## WORK REQUIRED
Copy each line of the records below that mentions the word "herramienta".

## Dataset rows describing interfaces
================================
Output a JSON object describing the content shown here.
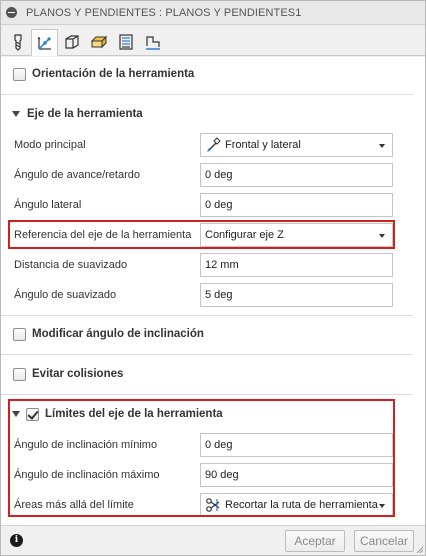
{
  "title": "PLANOS Y PENDIENTES : PLANOS Y PENDIENTES1",
  "tabs": [
    {
      "icon": "tool-icon",
      "active": false
    },
    {
      "icon": "tool-axis-icon",
      "active": true
    },
    {
      "icon": "geometry-box-icon",
      "active": false
    },
    {
      "icon": "heights-icon",
      "active": false
    },
    {
      "icon": "passes-icon",
      "active": false
    },
    {
      "icon": "linking-icon",
      "active": false
    }
  ],
  "sections": {
    "orientation": {
      "label": "Orientación de la herramienta",
      "checked": false
    },
    "tool_axis": {
      "label": "Eje de la herramienta"
    },
    "modify_tilt": {
      "label": "Modificar ángulo de inclinación",
      "checked": false
    },
    "avoid_collisions": {
      "label": "Evitar colisiones",
      "checked": false
    },
    "axis_limits": {
      "label": "Límites del eje de la herramienta",
      "checked": true
    }
  },
  "tool_axis": {
    "main_mode": {
      "label": "Modo principal",
      "value": "Frontal y lateral"
    },
    "lead_lag": {
      "label": "Ángulo de avance/retardo",
      "value": "0 deg"
    },
    "side_angle": {
      "label": "Ángulo lateral",
      "value": "0 deg"
    },
    "axis_reference": {
      "label": "Referencia del eje de la herramienta",
      "value": "Configurar eje Z"
    },
    "smoothing_distance": {
      "label": "Distancia de suavizado",
      "value": "12 mm"
    },
    "smoothing_angle": {
      "label": "Ángulo de suavizado",
      "value": "5 deg"
    }
  },
  "limits": {
    "min_tilt": {
      "label": "Ángulo de inclinación mínimo",
      "value": "0 deg"
    },
    "max_tilt": {
      "label": "Ángulo de inclinación máximo",
      "value": "90 deg"
    },
    "beyond_limit": {
      "label": "Áreas más allá del límite",
      "value": "Recortar la ruta de herramienta"
    }
  },
  "footer": {
    "info_icon": "i",
    "ok_label": "Aceptar",
    "cancel_label": "Cancelar"
  },
  "colors": {
    "highlight": "#d41f1f"
  }
}
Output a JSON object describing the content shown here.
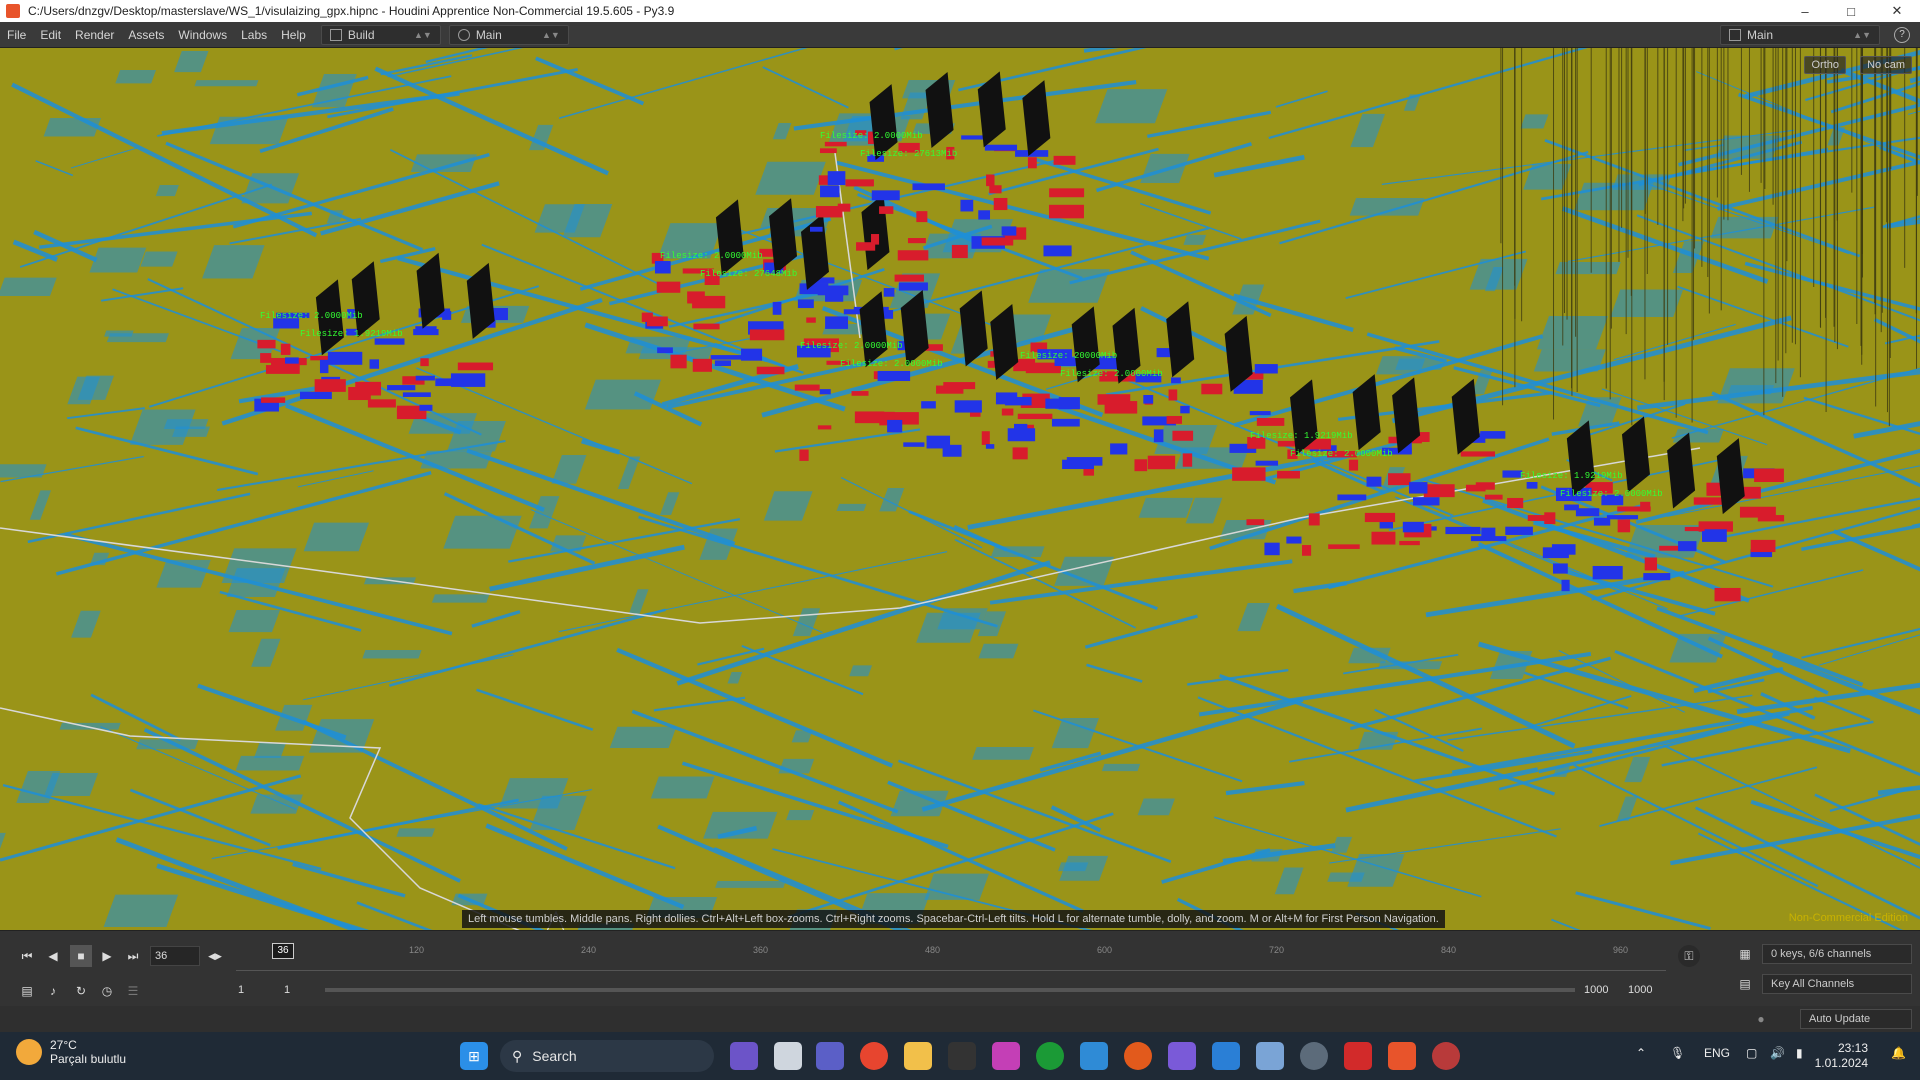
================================
## PROBLEM SOLUTION
      "label": "Orientación de la herramienta",
      "label": "Eje de la herramienta"
      "label": "Límites del eje de la herramienta",
      "label": "Referencia del eje de la herramienta",
      "value": "Recortar la ruta de herramienta"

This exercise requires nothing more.